Data for this exercise:
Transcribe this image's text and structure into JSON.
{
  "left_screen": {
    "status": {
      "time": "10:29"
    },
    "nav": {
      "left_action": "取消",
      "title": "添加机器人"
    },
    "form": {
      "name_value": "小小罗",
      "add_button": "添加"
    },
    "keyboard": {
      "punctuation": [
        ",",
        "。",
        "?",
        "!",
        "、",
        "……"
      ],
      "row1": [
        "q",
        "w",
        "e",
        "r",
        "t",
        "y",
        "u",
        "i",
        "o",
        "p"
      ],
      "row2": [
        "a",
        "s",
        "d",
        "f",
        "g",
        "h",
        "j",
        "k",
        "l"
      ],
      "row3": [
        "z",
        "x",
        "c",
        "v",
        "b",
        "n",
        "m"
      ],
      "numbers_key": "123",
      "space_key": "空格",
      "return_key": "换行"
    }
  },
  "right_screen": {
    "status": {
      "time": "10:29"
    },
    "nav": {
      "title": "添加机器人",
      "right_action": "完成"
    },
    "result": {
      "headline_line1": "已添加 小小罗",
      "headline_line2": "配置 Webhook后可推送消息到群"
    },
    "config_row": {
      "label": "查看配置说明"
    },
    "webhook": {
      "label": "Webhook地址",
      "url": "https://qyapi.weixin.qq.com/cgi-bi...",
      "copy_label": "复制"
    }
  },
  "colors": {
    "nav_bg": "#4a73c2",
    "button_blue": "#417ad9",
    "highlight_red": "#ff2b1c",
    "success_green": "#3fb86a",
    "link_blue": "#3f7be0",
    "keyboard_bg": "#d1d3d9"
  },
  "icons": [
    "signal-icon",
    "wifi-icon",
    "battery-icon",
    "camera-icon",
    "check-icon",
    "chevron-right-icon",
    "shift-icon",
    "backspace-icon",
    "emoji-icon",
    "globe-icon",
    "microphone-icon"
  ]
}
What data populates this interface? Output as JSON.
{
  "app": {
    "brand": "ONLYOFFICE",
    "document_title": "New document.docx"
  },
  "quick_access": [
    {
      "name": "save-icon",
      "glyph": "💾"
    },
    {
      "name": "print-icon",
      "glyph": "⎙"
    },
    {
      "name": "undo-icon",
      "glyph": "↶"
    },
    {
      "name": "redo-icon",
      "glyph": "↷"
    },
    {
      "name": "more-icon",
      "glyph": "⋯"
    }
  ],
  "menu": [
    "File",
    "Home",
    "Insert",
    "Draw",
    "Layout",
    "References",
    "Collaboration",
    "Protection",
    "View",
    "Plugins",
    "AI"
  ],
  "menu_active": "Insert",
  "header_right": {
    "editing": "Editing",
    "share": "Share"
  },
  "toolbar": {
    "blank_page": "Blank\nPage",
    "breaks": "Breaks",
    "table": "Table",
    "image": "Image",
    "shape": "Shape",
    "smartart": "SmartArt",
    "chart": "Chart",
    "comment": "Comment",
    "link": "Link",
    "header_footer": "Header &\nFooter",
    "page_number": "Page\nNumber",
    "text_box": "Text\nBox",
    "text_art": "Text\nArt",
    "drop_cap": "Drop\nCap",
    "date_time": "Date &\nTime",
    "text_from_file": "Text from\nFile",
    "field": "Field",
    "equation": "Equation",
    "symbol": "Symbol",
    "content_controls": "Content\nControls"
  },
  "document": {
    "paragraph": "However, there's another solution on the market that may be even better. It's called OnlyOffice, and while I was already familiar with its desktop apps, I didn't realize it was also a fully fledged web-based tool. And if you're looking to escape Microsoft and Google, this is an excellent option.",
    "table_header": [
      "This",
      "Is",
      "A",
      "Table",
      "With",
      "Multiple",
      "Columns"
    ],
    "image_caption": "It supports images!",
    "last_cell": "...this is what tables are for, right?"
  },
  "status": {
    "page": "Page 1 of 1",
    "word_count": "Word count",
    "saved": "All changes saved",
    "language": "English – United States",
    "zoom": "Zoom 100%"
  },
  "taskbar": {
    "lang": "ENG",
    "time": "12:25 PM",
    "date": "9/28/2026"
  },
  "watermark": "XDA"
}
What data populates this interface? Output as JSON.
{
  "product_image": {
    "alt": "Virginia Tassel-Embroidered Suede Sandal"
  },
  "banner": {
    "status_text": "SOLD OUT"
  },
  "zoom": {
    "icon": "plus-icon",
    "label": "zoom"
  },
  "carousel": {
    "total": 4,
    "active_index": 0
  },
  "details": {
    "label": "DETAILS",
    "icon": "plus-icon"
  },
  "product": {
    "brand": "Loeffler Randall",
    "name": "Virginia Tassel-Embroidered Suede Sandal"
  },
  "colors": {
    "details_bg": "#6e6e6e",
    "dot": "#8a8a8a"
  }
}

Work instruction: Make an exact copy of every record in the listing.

Answer box:
Transcribe this image's text and structure into JSON.
{
  "left_screen": {
    "status": {
      "time": "10:29"
    },
    "nav": {
      "left_action": "取消",
      "title": "添加机器人"
    },
    "form": {
      "name_value": "小小罗",
      "add_button": "添加"
    },
    "keyboard": {
      "punctuation": [
        ",",
        "。",
        "?",
        "!",
        "、",
        "……"
      ],
      "row1": [
        "q",
        "w",
        "e",
        "r",
        "t",
        "y",
        "u",
        "i",
        "o",
        "p"
      ],
      "row2": [
        "a",
        "s",
        "d",
        "f",
        "g",
        "h",
        "j",
        "k",
        "l"
      ],
      "row3": [
        "z",
        "x",
        "c",
        "v",
        "b",
        "n",
        "m"
      ],
      "numbers_key": "123",
      "space_key": "空格",
      "return_key": "换行"
    }
  },
  "right_screen": {
    "status": {
      "time": "10:29"
    },
    "nav": {
      "title": "添加机器人",
      "right_action": "完成"
    },
    "result": {
      "headline_line1": "已添加 小小罗",
      "headline_line2": "配置 Webhook后可推送消息到群"
    },
    "config_row": {
      "label": "查看配置说明"
    },
    "webhook": {
      "label": "Webhook地址",
      "url": "https://qyapi.weixin.qq.com/cgi-bi...",
      "copy_label": "复制"
    }
  },
  "colors": {
    "nav_bg": "#4a73c2",
    "button_blue": "#417ad9",
    "highlight_red": "#ff2b1c",
    "success_green": "#3fb86a",
    "link_blue": "#3f7be0",
    "keyboard_bg": "#d1d3d9"
  },
  "icons": [
    "signal-icon",
    "wifi-icon",
    "battery-icon",
    "camera-icon",
    "check-icon",
    "chevron-right-icon",
    "shift-icon",
    "backspace-icon",
    "emoji-icon",
    "globe-icon",
    "microphone-icon"
  ]
}
What data populates this interface? Output as JSON.
{
  "app": {
    "brand": "ONLYOFFICE",
    "document_title": "New document.docx"
  },
  "quick_access": [
    {
      "name": "save-icon",
      "glyph": "💾"
    },
    {
      "name": "print-icon",
      "glyph": "⎙"
    },
    {
      "name": "undo-icon",
      "glyph": "↶"
    },
    {
      "name": "redo-icon",
      "glyph": "↷"
    },
    {
      "name": "more-icon",
      "glyph": "⋯"
    }
  ],
  "menu": [
    "File",
    "Home",
    "Insert",
    "Draw",
    "Layout",
    "References",
    "Collaboration",
    "Protection",
    "View",
    "Plugins",
    "AI"
  ],
  "menu_active": "Insert",
  "header_right": {
    "editing": "Editing",
    "share": "Share"
  },
  "toolbar": {
    "blank_page": "Blank\nPage",
    "breaks": "Breaks",
    "table": "Table",
    "image": "Image",
    "shape": "Shape",
    "smartart": "SmartArt",
    "chart": "Chart",
    "comment": "Comment",
    "link": "Link",
    "header_footer": "Header &\nFooter",
    "page_number": "Page\nNumber",
    "text_box": "Text\nBox",
    "text_art": "Text\nArt",
    "drop_cap": "Drop\nCap",
    "date_time": "Date &\nTime",
    "text_from_file": "Text from\nFile",
    "field": "Field",
    "equation": "Equation",
    "symbol": "Symbol",
    "content_controls": "Content\nControls"
  },
  "document": {
    "paragraph": "However, there's another solution on the market that may be even better. It's called OnlyOffice, and while I was already familiar with its desktop apps, I didn't realize it was also a fully fledged web-based tool. And if you're looking to escape Microsoft and Google, this is an excellent option.",
    "table_header": [
      "This",
      "Is",
      "A",
      "Table",
      "With",
      "Multiple",
      "Columns"
    ],
    "image_caption": "It supports images!",
    "last_cell": "...this is what tables are for, right?"
  },
  "status": {
    "page": "Page 1 of 1",
    "word_count": "Word count",
    "saved": "All changes saved",
    "language": "English – United States",
    "zoom": "Zoom 100%"
  },
  "taskbar": {
    "lang": "ENG",
    "time": "12:25 PM",
    "date": "9/28/2026"
  },
  "watermark": "XDA"
}
What data populates this interface? Output as JSON.
{
  "product_image": {
    "alt": "Virginia Tassel-Embroidered Suede Sandal"
  },
  "banner": {
    "status_text": "SOLD OUT"
  },
  "zoom": {
    "icon": "plus-icon",
    "label": "zoom"
  },
  "carousel": {
    "total": 4,
    "active_index": 0
  },
  "details": {
    "label": "DETAILS",
    "icon": "plus-icon"
  },
  "product": {
    "brand": "Loeffler Randall",
    "name": "Virginia Tassel-Embroidered Suede Sandal"
  },
  "colors": {
    "details_bg": "#6e6e6e",
    "dot": "#8a8a8a"
  }
}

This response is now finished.